* Task prompt *
Across the following data, state how many lines include the word "replies". Provide the number alone.

* Information shown *

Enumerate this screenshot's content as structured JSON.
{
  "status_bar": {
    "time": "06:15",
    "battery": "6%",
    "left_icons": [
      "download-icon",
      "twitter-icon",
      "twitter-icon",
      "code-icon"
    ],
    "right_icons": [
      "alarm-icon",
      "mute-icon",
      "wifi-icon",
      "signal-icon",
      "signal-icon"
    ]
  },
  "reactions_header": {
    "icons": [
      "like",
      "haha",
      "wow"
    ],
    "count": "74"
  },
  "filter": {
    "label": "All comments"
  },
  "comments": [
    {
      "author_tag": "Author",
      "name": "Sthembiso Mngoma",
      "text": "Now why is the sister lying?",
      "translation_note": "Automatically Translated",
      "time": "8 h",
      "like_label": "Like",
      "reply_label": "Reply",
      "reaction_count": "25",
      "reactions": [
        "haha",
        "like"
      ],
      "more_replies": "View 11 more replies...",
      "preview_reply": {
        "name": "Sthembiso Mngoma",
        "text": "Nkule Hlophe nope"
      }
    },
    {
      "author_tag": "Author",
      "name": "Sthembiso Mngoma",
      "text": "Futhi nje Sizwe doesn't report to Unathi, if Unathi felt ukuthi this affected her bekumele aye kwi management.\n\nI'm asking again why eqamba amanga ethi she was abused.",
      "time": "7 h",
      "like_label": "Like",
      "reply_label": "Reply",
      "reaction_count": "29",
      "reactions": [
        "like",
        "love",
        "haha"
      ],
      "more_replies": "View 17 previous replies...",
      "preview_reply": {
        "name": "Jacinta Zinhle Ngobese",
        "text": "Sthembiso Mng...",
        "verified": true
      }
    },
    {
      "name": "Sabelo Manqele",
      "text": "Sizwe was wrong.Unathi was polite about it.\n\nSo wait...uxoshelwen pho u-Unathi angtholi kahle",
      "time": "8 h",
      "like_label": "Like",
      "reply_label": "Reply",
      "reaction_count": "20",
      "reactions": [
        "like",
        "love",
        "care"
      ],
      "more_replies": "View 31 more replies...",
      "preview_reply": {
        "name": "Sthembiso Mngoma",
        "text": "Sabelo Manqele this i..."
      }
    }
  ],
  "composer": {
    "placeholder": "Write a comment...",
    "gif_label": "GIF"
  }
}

* Answer space *
3